Seeking the Hottest, Driest, and Lowest Spot in the USA?
Most people love to dream about a warm weather destination, but it takes a hearty traveller to embrace the kind of heat that radiates from Death Valley National Park. Often overshadowed by famous neighbours like the Grand Canyon, Death Valley offers an exceptional, other-worldly beauty that simply must be seen to be believed. With a motto like “Hottest, Driest, Lowest”, Death Valley offers a scorching hot, scintillating travel experience! Here are 3 reasons why Death Valley should be at the top of your list.
A Riot of Color
At first glance, Death Valley looks desolate, nothing but dusty red rocks. But an intrepid explorer can find turquoise, lavender, vermillion, silver, and even gold – just not the kind of gold that drove early explorers to the area! The scenic route of the Artist’s Drive showcases a riot of color, while an early morning sunrise at Zabriskie Point brings more subtle shades of lemon, coral, peach, and salmon. Mustard Canyon lives up to its name and explorers are swallowed up in shades of yellow, sienna, and gold.
Where the Wild Things Are
You’d be forgiven for thinking that nothing can possibly live in Death Valley, but the park is actually home to some pretty wild wildlife. Coyotes fraternize with their arch enemy, the roadrunner, tiny pupfish thrive in salty streams, and bighorn sheep call the cooler mountains home. Over 1,000 plants thrive in Death Valley and, if you are so lucky to visit after a rare rainstorm, you’ll be rewarded with one of the most beautiful wildflower displays in the world.
Simple nature walks count as extreme sports in Death Valley National Park, as the weather conditions are so challenging. If you’re really seeking some bragging rights, you can go for a round of golf at Furnace Creek Ranch but mere mortals will likely be just as content to visit the aptly named Devil’s Golf Course and revel in the bizarre soil formations. Believe it or not, you can play tennis, go camping, mountain biking, birdwatching, and more in Death Valley but you might just be satisfied to enjoy stories of the extreme conditions others experienced when you visit the Borax Museum.
Getting There and Around
Death Valley is just 2 hours from both Vegas and Los Angeles. If you’re planning any kind of off-roading experience in the park, you should choose an SUV. No matter what your vehicle, make sure it’s in good working order and topped up with gas before you head out to explore. Beware of GPS instructions and seek advice on map routes from the park rangers – many official ‘roads’ are unpassable to virtually all visitors.

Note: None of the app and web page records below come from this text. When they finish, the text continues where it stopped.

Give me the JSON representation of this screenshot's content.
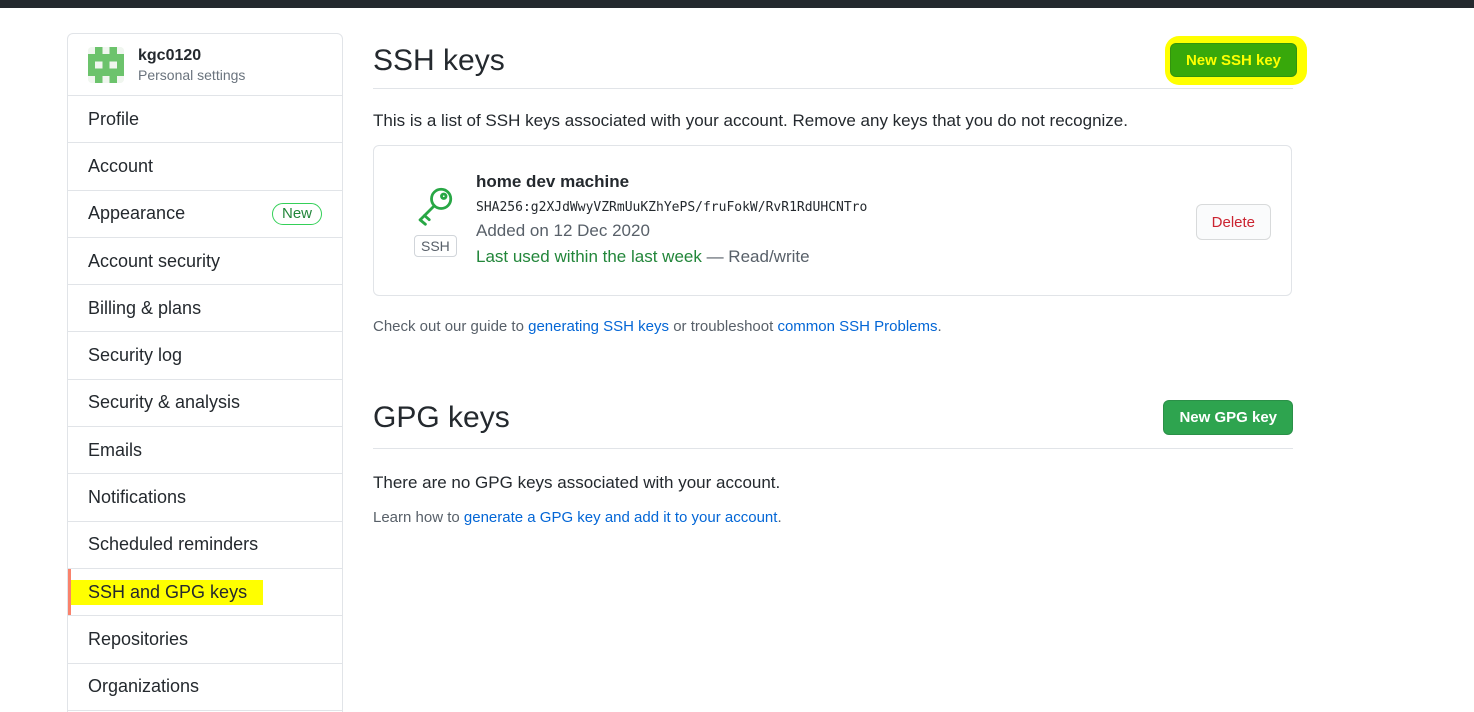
{
  "profile": {
    "username": "kgc0120",
    "subtitle": "Personal settings"
  },
  "sidebar": {
    "items": [
      {
        "label": "Profile"
      },
      {
        "label": "Account"
      },
      {
        "label": "Appearance",
        "badge": "New"
      },
      {
        "label": "Account security"
      },
      {
        "label": "Billing & plans"
      },
      {
        "label": "Security log"
      },
      {
        "label": "Security & analysis"
      },
      {
        "label": "Emails"
      },
      {
        "label": "Notifications"
      },
      {
        "label": "Scheduled reminders"
      },
      {
        "label": "SSH and GPG keys",
        "selected": true
      },
      {
        "label": "Repositories"
      },
      {
        "label": "Organizations"
      }
    ]
  },
  "ssh": {
    "title": "SSH keys",
    "new_button": "New SSH key",
    "intro": "This is a list of SSH keys associated with your account. Remove any keys that you do not recognize.",
    "key": {
      "name": "home dev machine",
      "tag": "SSH",
      "fingerprint": "SHA256:g2XJdWwyVZRmUuKZhYePS/fruFokW/RvR1RdUHCNTro",
      "added": "Added on 12 Dec 2020",
      "last_used": "Last used within the last week",
      "access": " — Read/write",
      "delete_label": "Delete"
    },
    "guide": {
      "prefix": "Check out our guide to ",
      "link1": "generating SSH keys",
      "middle": " or troubleshoot ",
      "link2": "common SSH Problems",
      "suffix": "."
    }
  },
  "gpg": {
    "title": "GPG keys",
    "new_button": "New GPG key",
    "empty": "There are no GPG keys associated with your account.",
    "learn_prefix": "Learn how to ",
    "learn_link": "generate a GPG key and add it to your account",
    "learn_suffix": "."
  },
  "colors": {
    "accent_green": "#2ea44f",
    "highlight": "#ffff00",
    "selected_marker": "#f9826c",
    "danger": "#cb2431",
    "link": "#0366d6"
  },
  "icons": {
    "key": "key-icon",
    "avatar": "identicon-avatar"
  }
}
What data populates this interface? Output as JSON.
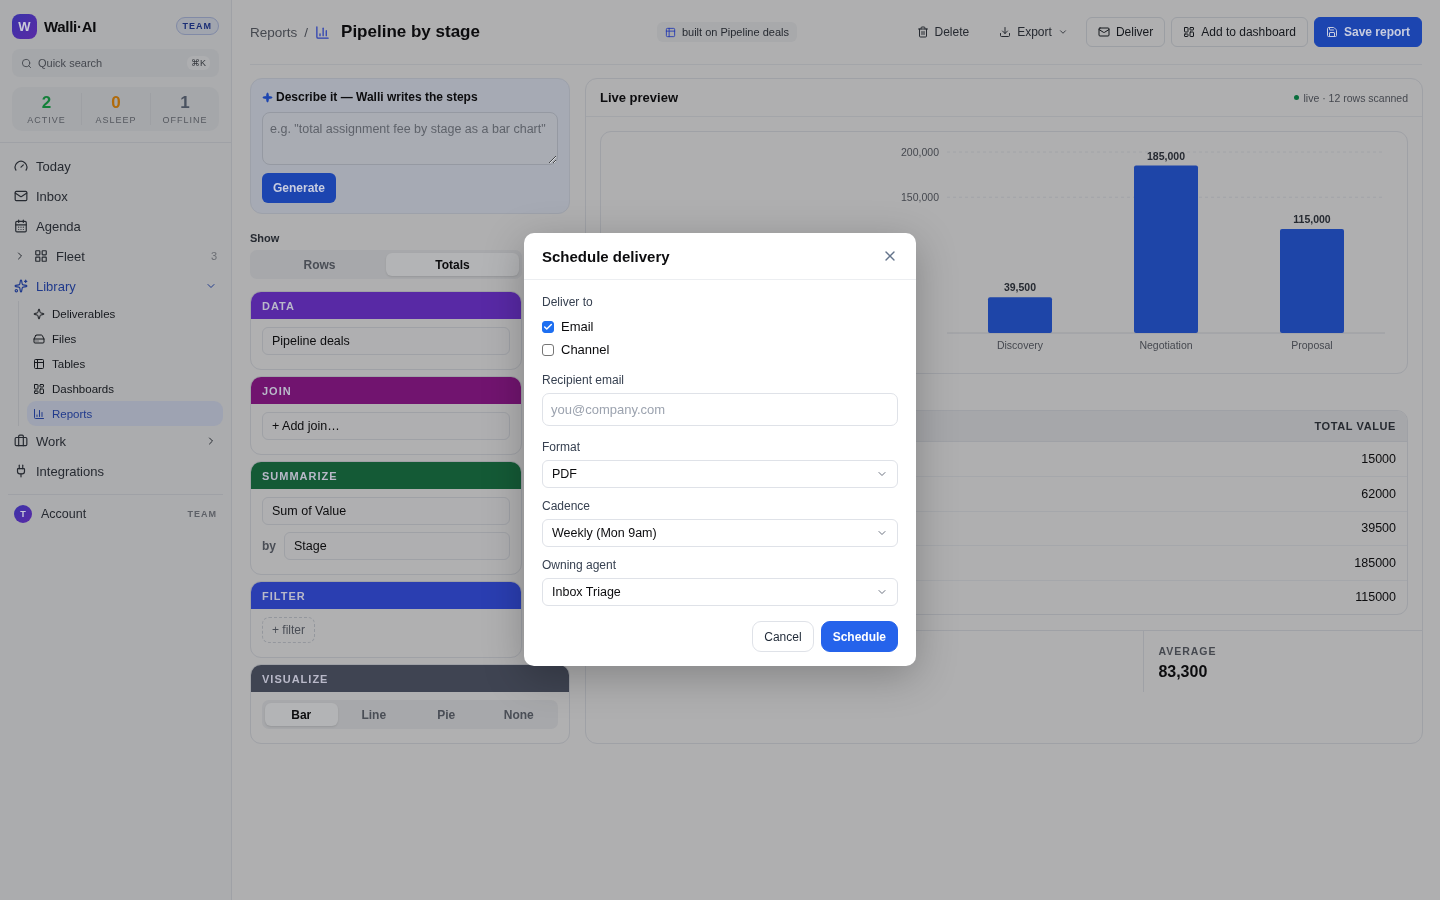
{
  "sidebar": {
    "brand": {
      "initial": "W",
      "name": "Walli·AI",
      "badge": "TEAM"
    },
    "search": {
      "placeholder": "Quick search",
      "shortcut": "⌘K"
    },
    "agent_stats": [
      {
        "value": "2",
        "label": "ACTIVE",
        "color": "#14803a"
      },
      {
        "value": "0",
        "label": "ASLEEP",
        "color": "#b06a0a"
      },
      {
        "value": "1",
        "label": "OFFLINE",
        "color": "#4a5260"
      }
    ],
    "nav": [
      {
        "label": "Today",
        "selected": false
      },
      {
        "label": "Inbox",
        "selected": false
      },
      {
        "label": "Agenda",
        "selected": false
      },
      {
        "label": "Fleet",
        "selected": false,
        "expanded": false,
        "count": "3"
      },
      {
        "label": "Library",
        "selected": true,
        "expanded": true,
        "children": [
          {
            "label": "Deliverables",
            "selected": false
          },
          {
            "label": "Files",
            "selected": false
          },
          {
            "label": "Tables",
            "selected": false
          },
          {
            "label": "Dashboards",
            "selected": false
          },
          {
            "label": "Reports",
            "selected": true
          }
        ]
      },
      {
        "label": "Work",
        "selected": false,
        "expanded": false
      },
      {
        "label": "Integrations",
        "selected": false
      }
    ],
    "account": {
      "initial": "T",
      "label": "Account",
      "badge": "TEAM"
    }
  },
  "header": {
    "breadcrumb": "Reports",
    "separator": "/",
    "title": "Pipeline by stage",
    "source_chip": "built on Pipeline deals",
    "actions": [
      {
        "label": "Delete",
        "kind": "ghost"
      },
      {
        "label": "Export",
        "kind": "menu"
      },
      {
        "label": "Deliver",
        "kind": "outline"
      },
      {
        "label": "Add to dashboard",
        "kind": "outline"
      },
      {
        "label": "Save report",
        "kind": "primary"
      }
    ]
  },
  "builder": {
    "describe": {
      "title": "Describe it — Walli writes the steps",
      "placeholder": "e.g. \"total assignment fee by stage as a bar chart\"",
      "button": "Generate"
    },
    "show": {
      "label": "Show",
      "options": [
        {
          "label": "Rows",
          "selected": false
        },
        {
          "label": "Totals",
          "selected": true
        }
      ]
    },
    "steps": [
      {
        "title": "DATA",
        "color": "#5829a5",
        "kind": "field",
        "value": "Pipeline deals"
      },
      {
        "title": "JOIN",
        "color": "#71146f",
        "kind": "field",
        "value": "+ Add join…"
      },
      {
        "title": "SUMMARIZE",
        "color": "#145a36",
        "kind": "summarize",
        "value": "Sum of Value",
        "by_label": "by",
        "by_value": "Stage"
      },
      {
        "title": "FILTER",
        "color": "#2a3eb1",
        "kind": "chip",
        "value": "+ filter"
      },
      {
        "title": "VISUALIZE",
        "color": "#3f4452",
        "kind": "segmented",
        "options": [
          {
            "label": "Bar",
            "selected": true
          },
          {
            "label": "Line",
            "selected": false
          },
          {
            "label": "Pie",
            "selected": false
          },
          {
            "label": "None",
            "selected": false
          }
        ]
      }
    ]
  },
  "preview": {
    "title": "Live preview",
    "status": "live · 12 rows scanned",
    "chart_data": {
      "type": "bar",
      "categories": [
        "Discovery",
        "Negotiation",
        "Proposal"
      ],
      "series": [
        {
          "color": "#1e45a8",
          "values": [
            39500,
            185000,
            115000
          ]
        }
      ],
      "ylim": [
        0,
        200000
      ],
      "yticks": [
        {
          "value": 150000,
          "label": "150,000"
        },
        {
          "value": 200000,
          "label": "200,000"
        }
      ],
      "value_labels": [
        "39,500",
        "185,000",
        "115,000"
      ]
    },
    "table": {
      "columns": [
        "TOTAL VALUE"
      ],
      "rows": [
        [
          "15000"
        ],
        [
          "62000"
        ],
        [
          "39500"
        ],
        [
          "185000"
        ],
        [
          "115000"
        ]
      ]
    },
    "summary": [
      {
        "label": "AVERAGE",
        "value": "83,300"
      }
    ]
  },
  "modal": {
    "title": "Schedule delivery",
    "deliver_label": "Deliver to",
    "channels": [
      {
        "label": "Email",
        "checked": true
      },
      {
        "label": "Channel",
        "checked": false
      }
    ],
    "fields": [
      {
        "label": "Recipient email",
        "kind": "input",
        "placeholder": "you@company.com"
      },
      {
        "label": "Format",
        "kind": "select",
        "value": "PDF"
      },
      {
        "label": "Cadence",
        "kind": "select",
        "value": "Weekly (Mon 9am)"
      },
      {
        "label": "Owning agent",
        "kind": "select",
        "value": "Inbox Triage"
      }
    ],
    "buttons": [
      {
        "label": "Cancel",
        "kind": "secondary"
      },
      {
        "label": "Schedule",
        "kind": "primary"
      }
    ]
  }
}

Where to Stay
There are a wide range of accommodation options in the small towns surrounding the park boundaries, as well as within the park itself. My favourite place to stay is a mini cabin at Furnace Creek Ranch. While the bathrooms are a bit on the small side, the beds are comfortable and the air conditioning is first class – and that’s worth its weight in gold! I loved sitting on the porch in the rocking chairs under the fragrant shade of the salt cedar trees and Furnace Creek’s central location was perfect for mid-day naps.
What to Eat
If you want an authentic Death Valley treat, look for fresh dates in the gift shops. Available whole or baked into delicious treats, the local dates are a delicious, affordable, surprisingly moist desert delicacy. With a little luck, fresh date loaf with prickly pear butter will be available at breakfast!
Other favourites include a very posh and memorable afternoon tea at the Furnace Creek Inn, American classics (and killer prickly pear margaritas!) at the 49ers Café, and local ale and fantastic homemade onion rings at the Corkscrew Salon. If you’re lucky enough to visit in spring, be sure to check out the gut-busting evening barbeque at the Borax Museum.
The greatest treasure of any National Park is the staff. Park rangers are passionate, committed, knowledgeable individuals. Pay heed to all their safety instructions, register with them before undertaking any off the beaten path adventures, and be sure to participate in their many program and activities. Park rangers bring a National Park to life and help preserve a legacy of nature.